A lottery is a form of gambling in which tickets are sold for the chance to win a prize, usually money. A variant on the game, known as a sweepstakes, involves multiple tickets and a larger prize pool. Regardless of the exact rules, all lotteries are games of chance that offer prizes based on random selection. They are also used to raise funds for a wide variety of purposes.
The history of lotteries extends back to ancient times. They are documented in Roman records—Nero was a big fan—and throughout the Bible, where the casting of lots is employed for everything from selecting the next king to determining who gets to keep Jesus’ clothes after his Crucifixion. Early lotteries, however, were usually deployed as a kind of party game during festivals such as the Saturnalia or as a means of divining God’s will.
In the nineteenth century, public lotteries emerged as a popular way to fund state spending. The premise behind them was that if people were going to gamble anyway, then the government might as well take a cut of the profits. Dismissing long-standing ethical objections to gambling, this argument won over many white voters and helped subsidize public services that they were not eager to pay for, such as urban schools in their home states.
Although some people play the lottery purely out of pure recreational fun, most are more serious about it and spend large sums of money on tickets. In addition to offering a chance to become rich, the huge jackpots attract publicity and drive sales.

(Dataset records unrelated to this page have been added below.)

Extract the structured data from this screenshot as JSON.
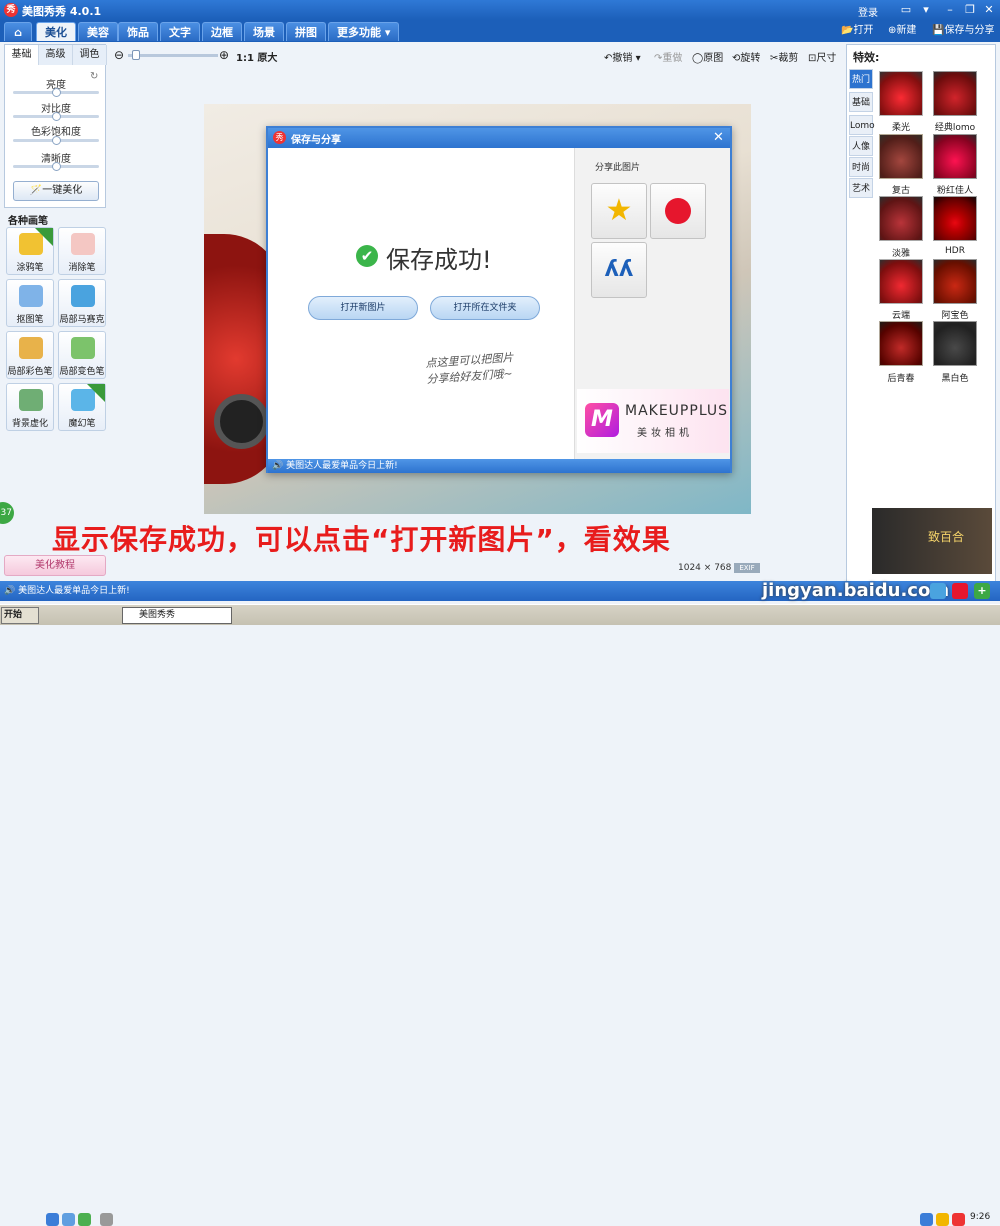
{
  "app": {
    "title": "美图秀秀 4.0.1",
    "logo_char": "秀",
    "login": "登录"
  },
  "window_controls": {
    "feedback": "▭",
    "menu": "▾",
    "minimize": "–",
    "maximize": "❐",
    "close": "✕"
  },
  "nav": {
    "home_icon": "⌂",
    "tabs": [
      "美化",
      "美容",
      "饰品",
      "文字",
      "边框",
      "场景",
      "拼图",
      "更多功能 ▾"
    ],
    "active_tab": "美化",
    "open": "打开",
    "new": "新建",
    "save_share": "保存与分享"
  },
  "left_panel": {
    "tabs": [
      "基础",
      "高级",
      "调色"
    ],
    "sliders": [
      {
        "label": "亮度",
        "level": 0.5
      },
      {
        "label": "对比度",
        "level": 0.5
      },
      {
        "label": "色彩饱和度",
        "level": 0.5
      },
      {
        "label": "清晰度",
        "level": 0.5
      }
    ],
    "one_click": "一键美化",
    "brushes_title": "各种画笔",
    "brushes": [
      {
        "label": "涂鸦笔",
        "color": "#f1c232",
        "ribbon": "升级"
      },
      {
        "label": "消除笔",
        "color": "#f4c7c3",
        "ribbon": ""
      },
      {
        "label": "抠图笔",
        "color": "#7fb3e8",
        "ribbon": ""
      },
      {
        "label": "局部马赛克",
        "color": "#4aa3df",
        "ribbon": ""
      },
      {
        "label": "局部彩色笔",
        "color": "#e8b24a",
        "ribbon": ""
      },
      {
        "label": "局部变色笔",
        "color": "#7cc36b",
        "ribbon": ""
      },
      {
        "label": "背景虚化",
        "color": "#6fae74",
        "ribbon": ""
      },
      {
        "label": "魔幻笔",
        "color": "#5bb5e8",
        "ribbon": "new"
      }
    ],
    "tutorial": "美化教程"
  },
  "canvas_toolbar": {
    "zoom_out": "⊖",
    "zoom_in": "⊕",
    "ratio": "1:1",
    "original_size": "原大",
    "undo": "撤销",
    "redo": "重做",
    "original": "原图",
    "rotate": "旋转",
    "crop": "裁剪",
    "size": "尺寸"
  },
  "dialog": {
    "title": "保存与分享",
    "close": "✕",
    "check": "✔",
    "success": "保存成功!",
    "open_new": "打开新图片",
    "open_folder": "打开所在文件夹",
    "hint_line1": "点这里可以把图片",
    "hint_line2": "分享给好友们哦~",
    "share_label": "分享此图片",
    "share_icons": [
      "star-share",
      "weibo-share",
      "renren-share"
    ],
    "ad_logo": "M",
    "ad_brand": "MAKEUPPLUS",
    "ad_sub": "美妆相机",
    "status": "美图达人最爱单品今日上新!"
  },
  "right_panel": {
    "title": "特效:",
    "tabs": [
      "热门",
      "基础",
      "Lomo",
      "人像",
      "时尚",
      "艺术"
    ],
    "active_tab": "热门",
    "effects": [
      "柔光",
      "经典lomo",
      "复古",
      "粉红佳人",
      "淡雅",
      "HDR",
      "云端",
      "阿宝色",
      "后青春",
      "黑白色"
    ]
  },
  "caption": "显示保存成功，可以点击“打开新图片”，看效果",
  "image_info": {
    "width": "1024",
    "x": "×",
    "height": "768",
    "exif": "EXIF"
  },
  "bottom_bar": {
    "news": "美图达人最爱单品今日上新!",
    "watermark": "jingyan.baidu.com"
  },
  "right_ad": {
    "text": "致百合"
  },
  "taskbar": {
    "start": "开始",
    "app": "美图秀秀",
    "time": "9:26"
  },
  "colors": {
    "accent": "#2d73cf",
    "caption": "#e81c1c",
    "success": "#3bb54a"
  }
}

The size of these jackpots can even become a news story in its own right.
A recent study by University of California researchers found that a typical household spent about $800 on lottery tickets each year, with half the purchases made online or via a phone application. The study suggests that the rise in digital and mobile lottery applications has pushed overall ticket spending to record levels.
The authors conclude that there are a number of factors contributing to the increased participation in digital and mobile lotteries, including greater accessibility, lower prices, and the fact that the convenience of playing on the go allows players to be more frequent lottery shoppers. They also note that the growth of social media has led to more advertising, which has helped increase awareness of lotteries among younger generations.
While it is not illegal to purchase lottery tickets through the mail or over the phone, federal law does prohibit the promotion of lotteries. To be legal, a lottery must have three elements: payment, chance, and a prize. To be a true lottery, there must also be some sort of consideration paid by the purchaser in exchange for the chance to win, which could be anything from cash to goods or real estate. If these conditions are met, then the lottery is legal and the odds of winning a prize can be calculated. This is a very important factor for the legitimacy of any lottery.